Stored entries:
▼▼▼

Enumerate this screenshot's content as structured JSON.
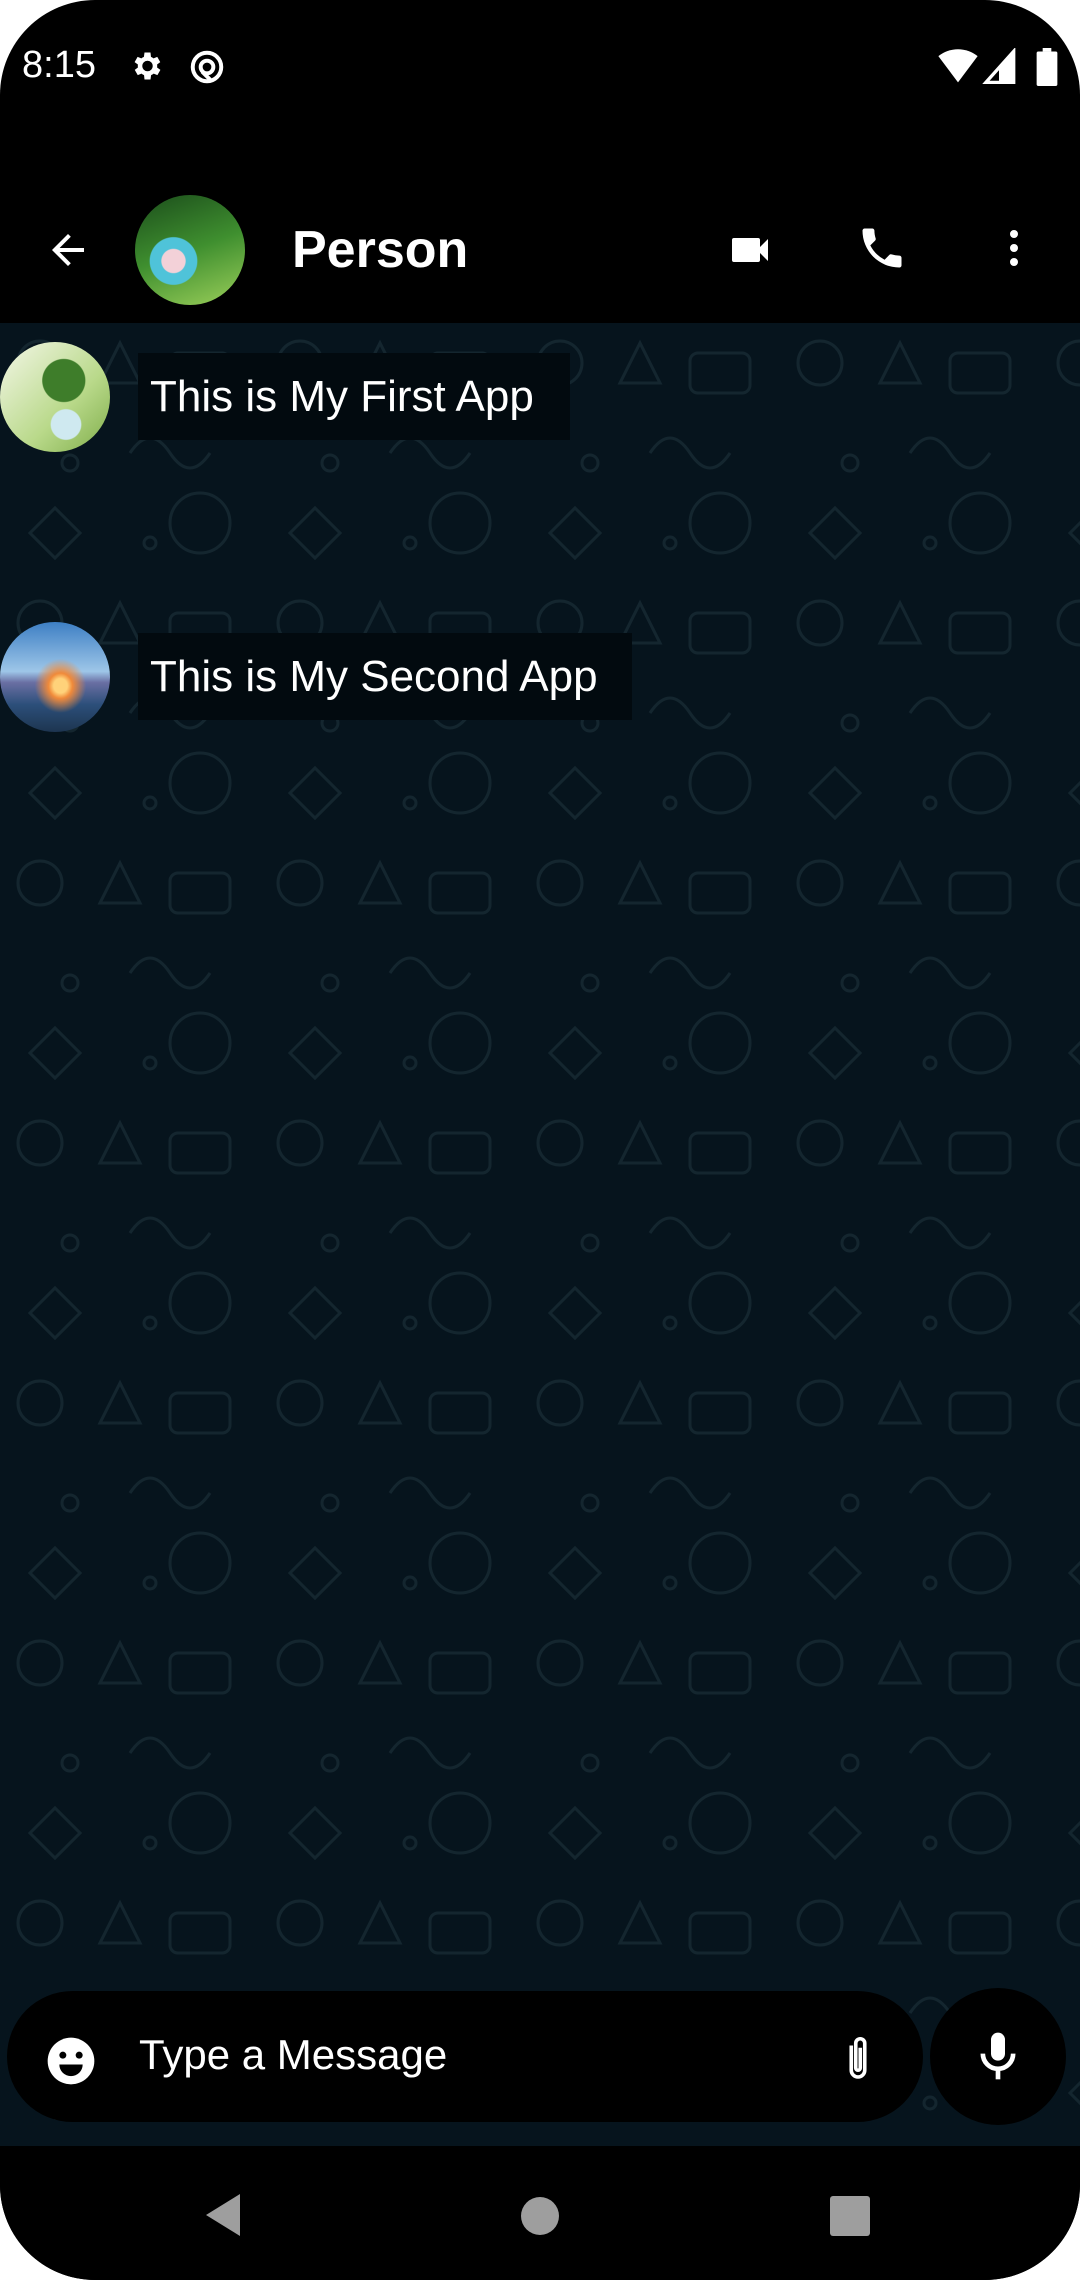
{
  "status_bar": {
    "time": "8:15",
    "icons": [
      "gear-icon",
      "data-saver-icon",
      "wifi-icon",
      "signal-icon",
      "battery-icon"
    ]
  },
  "header": {
    "title": "Person",
    "icons": [
      "back-arrow-icon",
      "video-call-icon",
      "phone-icon",
      "more-vert-icon"
    ]
  },
  "messages": [
    {
      "text": "This is My First App"
    },
    {
      "text": "This is My Second App"
    }
  ],
  "composer": {
    "placeholder": "Type a Message",
    "icons": [
      "emoji-icon",
      "attach-icon",
      "mic-icon"
    ]
  },
  "colors": {
    "chat_background": "#06141d",
    "bubble": "#020a0f",
    "bars": "#000000"
  }
}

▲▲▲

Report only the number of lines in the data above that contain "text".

2